[Data records]
== Segment start ==

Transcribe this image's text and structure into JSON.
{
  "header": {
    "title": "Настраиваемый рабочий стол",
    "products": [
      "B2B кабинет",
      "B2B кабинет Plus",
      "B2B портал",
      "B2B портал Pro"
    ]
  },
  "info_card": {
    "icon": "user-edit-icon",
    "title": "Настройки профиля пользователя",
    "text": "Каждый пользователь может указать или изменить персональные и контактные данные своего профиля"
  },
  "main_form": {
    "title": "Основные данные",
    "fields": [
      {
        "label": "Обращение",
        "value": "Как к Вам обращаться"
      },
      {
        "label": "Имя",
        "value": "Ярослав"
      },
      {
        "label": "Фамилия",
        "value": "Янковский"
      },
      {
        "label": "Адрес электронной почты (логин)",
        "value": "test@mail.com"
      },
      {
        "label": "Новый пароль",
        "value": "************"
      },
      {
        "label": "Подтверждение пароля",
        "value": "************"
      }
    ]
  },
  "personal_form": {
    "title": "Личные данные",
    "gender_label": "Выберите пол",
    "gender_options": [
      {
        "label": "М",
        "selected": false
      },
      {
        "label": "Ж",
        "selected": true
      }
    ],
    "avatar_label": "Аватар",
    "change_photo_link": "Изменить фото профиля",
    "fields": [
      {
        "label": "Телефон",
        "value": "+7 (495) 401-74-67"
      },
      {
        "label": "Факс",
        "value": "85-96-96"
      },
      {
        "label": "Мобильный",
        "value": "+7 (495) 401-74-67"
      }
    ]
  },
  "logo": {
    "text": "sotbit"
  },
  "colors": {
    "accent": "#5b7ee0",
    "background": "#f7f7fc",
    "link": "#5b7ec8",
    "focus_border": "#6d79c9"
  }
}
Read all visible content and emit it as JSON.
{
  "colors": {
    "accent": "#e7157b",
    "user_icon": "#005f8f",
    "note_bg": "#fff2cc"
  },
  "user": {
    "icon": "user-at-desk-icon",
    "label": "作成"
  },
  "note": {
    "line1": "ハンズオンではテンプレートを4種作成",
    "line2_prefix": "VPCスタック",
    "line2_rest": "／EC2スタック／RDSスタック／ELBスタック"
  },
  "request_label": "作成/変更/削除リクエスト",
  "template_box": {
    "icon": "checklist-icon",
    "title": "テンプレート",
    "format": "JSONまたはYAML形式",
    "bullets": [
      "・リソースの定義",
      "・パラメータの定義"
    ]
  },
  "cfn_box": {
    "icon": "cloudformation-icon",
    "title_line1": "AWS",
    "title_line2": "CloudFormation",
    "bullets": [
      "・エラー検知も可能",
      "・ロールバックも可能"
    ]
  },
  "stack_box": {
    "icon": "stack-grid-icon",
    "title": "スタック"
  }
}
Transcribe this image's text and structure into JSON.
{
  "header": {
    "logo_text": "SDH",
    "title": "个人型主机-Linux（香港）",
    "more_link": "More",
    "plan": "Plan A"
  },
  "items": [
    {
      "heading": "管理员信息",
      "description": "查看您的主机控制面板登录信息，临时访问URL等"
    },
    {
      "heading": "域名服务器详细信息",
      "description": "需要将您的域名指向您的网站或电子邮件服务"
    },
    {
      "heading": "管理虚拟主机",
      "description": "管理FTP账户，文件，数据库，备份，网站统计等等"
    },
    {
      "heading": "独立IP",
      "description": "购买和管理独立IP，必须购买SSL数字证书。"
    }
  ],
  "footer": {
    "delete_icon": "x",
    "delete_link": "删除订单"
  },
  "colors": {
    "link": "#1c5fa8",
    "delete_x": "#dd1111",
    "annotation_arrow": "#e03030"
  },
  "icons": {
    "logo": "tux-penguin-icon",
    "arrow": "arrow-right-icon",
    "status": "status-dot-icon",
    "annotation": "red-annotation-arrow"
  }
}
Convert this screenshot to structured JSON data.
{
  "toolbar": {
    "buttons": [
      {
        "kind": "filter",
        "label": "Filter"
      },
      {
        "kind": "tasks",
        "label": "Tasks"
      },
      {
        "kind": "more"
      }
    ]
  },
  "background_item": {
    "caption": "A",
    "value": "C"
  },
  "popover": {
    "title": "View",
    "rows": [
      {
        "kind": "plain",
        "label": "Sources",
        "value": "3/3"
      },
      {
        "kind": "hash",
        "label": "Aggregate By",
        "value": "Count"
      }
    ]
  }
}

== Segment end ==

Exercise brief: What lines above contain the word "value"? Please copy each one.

Reply to the task:
        "value": "Как к Вам обращаться"
        "value": "Ярослав"
        "value": "Янковский"
        "value": "test@mail.com"
        "value": "************"
        "value": "************"
        "value": "+7 (495) 401-74-67"
        "value": "85-96-96"
        "value": "+7 (495) 401-74-67"
    "value": "C"
        "value": "3/3"
        "value": "Count"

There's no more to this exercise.